Return each of the entries below precisely as it appears.

-------- PROVIDED RECORDS

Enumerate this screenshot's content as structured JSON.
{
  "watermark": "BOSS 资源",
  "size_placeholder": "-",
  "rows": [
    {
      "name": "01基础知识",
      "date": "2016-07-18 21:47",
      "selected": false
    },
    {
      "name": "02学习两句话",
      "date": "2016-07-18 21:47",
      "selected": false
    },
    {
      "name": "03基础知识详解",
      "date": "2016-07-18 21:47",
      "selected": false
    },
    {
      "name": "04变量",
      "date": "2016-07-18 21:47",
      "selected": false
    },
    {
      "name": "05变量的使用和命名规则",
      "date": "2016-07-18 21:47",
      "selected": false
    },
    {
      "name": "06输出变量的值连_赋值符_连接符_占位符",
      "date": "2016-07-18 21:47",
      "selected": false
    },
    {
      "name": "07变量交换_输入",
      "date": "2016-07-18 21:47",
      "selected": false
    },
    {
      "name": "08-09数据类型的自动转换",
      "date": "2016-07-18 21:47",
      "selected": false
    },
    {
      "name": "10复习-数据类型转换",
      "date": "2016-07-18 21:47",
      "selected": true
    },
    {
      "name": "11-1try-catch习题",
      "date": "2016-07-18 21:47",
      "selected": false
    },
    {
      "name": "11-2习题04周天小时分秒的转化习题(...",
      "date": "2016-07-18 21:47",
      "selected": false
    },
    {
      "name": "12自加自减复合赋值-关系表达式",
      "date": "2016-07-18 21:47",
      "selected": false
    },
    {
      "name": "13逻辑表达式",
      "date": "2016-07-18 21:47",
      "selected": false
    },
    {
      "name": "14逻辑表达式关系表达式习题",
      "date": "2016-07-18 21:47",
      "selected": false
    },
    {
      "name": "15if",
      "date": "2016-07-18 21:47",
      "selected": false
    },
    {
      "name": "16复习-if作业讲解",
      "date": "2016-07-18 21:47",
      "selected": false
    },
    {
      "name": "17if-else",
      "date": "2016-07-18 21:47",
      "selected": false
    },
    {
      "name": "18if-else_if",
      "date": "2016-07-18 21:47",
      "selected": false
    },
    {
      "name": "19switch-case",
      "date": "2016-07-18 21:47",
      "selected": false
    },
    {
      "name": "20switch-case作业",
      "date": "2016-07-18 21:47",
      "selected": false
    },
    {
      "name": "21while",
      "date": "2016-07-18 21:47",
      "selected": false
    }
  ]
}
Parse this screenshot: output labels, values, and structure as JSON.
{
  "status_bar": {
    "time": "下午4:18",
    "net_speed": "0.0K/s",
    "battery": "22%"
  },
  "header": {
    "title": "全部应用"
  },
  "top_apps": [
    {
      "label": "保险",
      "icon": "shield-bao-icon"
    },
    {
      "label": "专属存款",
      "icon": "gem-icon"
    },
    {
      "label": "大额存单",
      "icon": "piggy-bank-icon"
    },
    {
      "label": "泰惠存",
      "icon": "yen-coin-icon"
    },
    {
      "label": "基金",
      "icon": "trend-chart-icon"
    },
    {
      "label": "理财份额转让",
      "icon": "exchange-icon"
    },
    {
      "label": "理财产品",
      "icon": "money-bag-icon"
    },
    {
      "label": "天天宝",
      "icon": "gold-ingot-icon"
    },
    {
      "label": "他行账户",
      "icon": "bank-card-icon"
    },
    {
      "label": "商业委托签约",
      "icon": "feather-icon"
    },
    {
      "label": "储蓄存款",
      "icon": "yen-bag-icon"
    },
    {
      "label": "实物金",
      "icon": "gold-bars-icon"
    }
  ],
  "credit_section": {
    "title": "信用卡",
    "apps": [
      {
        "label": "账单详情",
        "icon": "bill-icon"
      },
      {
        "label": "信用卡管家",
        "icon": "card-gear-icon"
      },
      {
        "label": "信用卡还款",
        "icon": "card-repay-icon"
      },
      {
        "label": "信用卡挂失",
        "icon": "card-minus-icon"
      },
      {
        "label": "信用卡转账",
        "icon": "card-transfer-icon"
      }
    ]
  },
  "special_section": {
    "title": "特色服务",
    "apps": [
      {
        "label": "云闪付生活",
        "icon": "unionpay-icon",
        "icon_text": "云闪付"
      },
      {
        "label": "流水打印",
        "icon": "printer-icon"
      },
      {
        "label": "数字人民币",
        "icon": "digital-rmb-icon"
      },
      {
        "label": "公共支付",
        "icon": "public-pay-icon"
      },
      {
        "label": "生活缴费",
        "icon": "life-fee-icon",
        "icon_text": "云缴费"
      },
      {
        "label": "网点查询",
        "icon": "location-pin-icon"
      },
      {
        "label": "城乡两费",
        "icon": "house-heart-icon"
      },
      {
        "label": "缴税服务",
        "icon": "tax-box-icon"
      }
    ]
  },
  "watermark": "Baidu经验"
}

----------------

» EXERCISE RESPONSE
Enumerate this screenshot's content as structured JSON.
{
  "watermark": "BOSS 资源",
  "size_placeholder": "-",
  "rows": [
    {
      "name": "01基础知识",
      "date": "2016-07-18 21:47",
      "selected": false
    },
    {
      "name": "02学习两句话",
      "date": "2016-07-18 21:47",
      "selected": false
    },
    {
      "name": "03基础知识详解",
      "date": "2016-07-18 21:47",
      "selected": false
    },
    {
      "name": "04变量",
      "date": "2016-07-18 21:47",
      "selected": false
    },
    {
      "name": "05变量的使用和命名规则",
      "date": "2016-07-18 21:47",
      "selected": false
    },
    {
      "name": "06输出变量的值连_赋值符_连接符_占位符",
      "date": "2016-07-18 21:47",
      "selected": false
    },
    {
      "name": "07变量交换_输入",
      "date": "2016-07-18 21:47",
      "selected": false
    },
    {
      "name": "08-09数据类型的自动转换",
      "date": "2016-07-18 21:47",
      "selected": false
    },
    {
      "name": "10复习-数据类型转换",
      "date": "2016-07-18 21:47",
      "selected": true
    },
    {
      "name": "11-1try-catch习题",
      "date": "2016-07-18 21:47",
      "selected": false
    },
    {
      "name": "11-2习题04周天小时分秒的转化习题(...",
      "date": "2016-07-18 21:47",
      "selected": false
    },
    {
      "name": "12自加自减复合赋值-关系表达式",
      "date": "2016-07-18 21:47",
      "selected": false
    },
    {
      "name": "13逻辑表达式",
      "date": "2016-07-18 21:47",
      "selected": false
    },
    {
      "name": "14逻辑表达式关系表达式习题",
      "date": "2016-07-18 21:47",
      "selected": false
    },
    {
      "name": "15if",
      "date": "2016-07-18 21:47",
      "selected": false
    },
    {
      "name": "16复习-if作业讲解",
      "date": "2016-07-18 21:47",
      "selected": false
    },
    {
      "name": "17if-else",
      "date": "2016-07-18 21:47",
      "selected": false
    },
    {
      "name": "18if-else_if",
      "date": "2016-07-18 21:47",
      "selected": false
    },
    {
      "name": "19switch-case",
      "date": "2016-07-18 21:47",
      "selected": false
    },
    {
      "name": "20switch-case作业",
      "date": "2016-07-18 21:47",
      "selected": false
    },
    {
      "name": "21while",
      "date": "2016-07-18 21:47",
      "selected": false
    }
  ]
}
Parse this screenshot: output labels, values, and structure as JSON.
{
  "status_bar": {
    "time": "下午4:18",
    "net_speed": "0.0K/s",
    "battery": "22%"
  },
  "header": {
    "title": "全部应用"
  },
  "top_apps": [
    {
      "label": "保险",
      "icon": "shield-bao-icon"
    },
    {
      "label": "专属存款",
      "icon": "gem-icon"
    },
    {
      "label": "大额存单",
      "icon": "piggy-bank-icon"
    },
    {
      "label": "泰惠存",
      "icon": "yen-coin-icon"
    },
    {
      "label": "基金",
      "icon": "trend-chart-icon"
    },
    {
      "label": "理财份额转让",
      "icon": "exchange-icon"
    },
    {
      "label": "理财产品",
      "icon": "money-bag-icon"
    },
    {
      "label": "天天宝",
      "icon": "gold-ingot-icon"
    },
    {
      "label": "他行账户",
      "icon": "bank-card-icon"
    },
    {
      "label": "商业委托签约",
      "icon": "feather-icon"
    },
    {
      "label": "储蓄存款",
      "icon": "yen-bag-icon"
    },
    {
      "label": "实物金",
      "icon": "gold-bars-icon"
    }
  ],
  "credit_section": {
    "title": "信用卡",
    "apps": [
      {
        "label": "账单详情",
        "icon": "bill-icon"
      },
      {
        "label": "信用卡管家",
        "icon": "card-gear-icon"
      },
      {
        "label": "信用卡还款",
        "icon": "card-repay-icon"
      },
      {
        "label": "信用卡挂失",
        "icon": "card-minus-icon"
      },
      {
        "label": "信用卡转账",
        "icon": "card-transfer-icon"
      }
    ]
  },
  "special_section": {
    "title": "特色服务",
    "apps": [
      {
        "label": "云闪付生活",
        "icon": "unionpay-icon",
        "icon_text": "云闪付"
      },
      {
        "label": "流水打印",
        "icon": "printer-icon"
      },
      {
        "label": "数字人民币",
        "icon": "digital-rmb-icon"
      },
      {
        "label": "公共支付",
        "icon": "public-pay-icon"
      },
      {
        "label": "生活缴费",
        "icon": "life-fee-icon",
        "icon_text": "云缴费"
      },
      {
        "label": "网点查询",
        "icon": "location-pin-icon"
      },
      {
        "label": "城乡两费",
        "icon": "house-heart-icon"
      },
      {
        "label": "缴税服务",
        "icon": "tax-box-icon"
      }
    ]
  },
  "watermark": "Baidu经验"
}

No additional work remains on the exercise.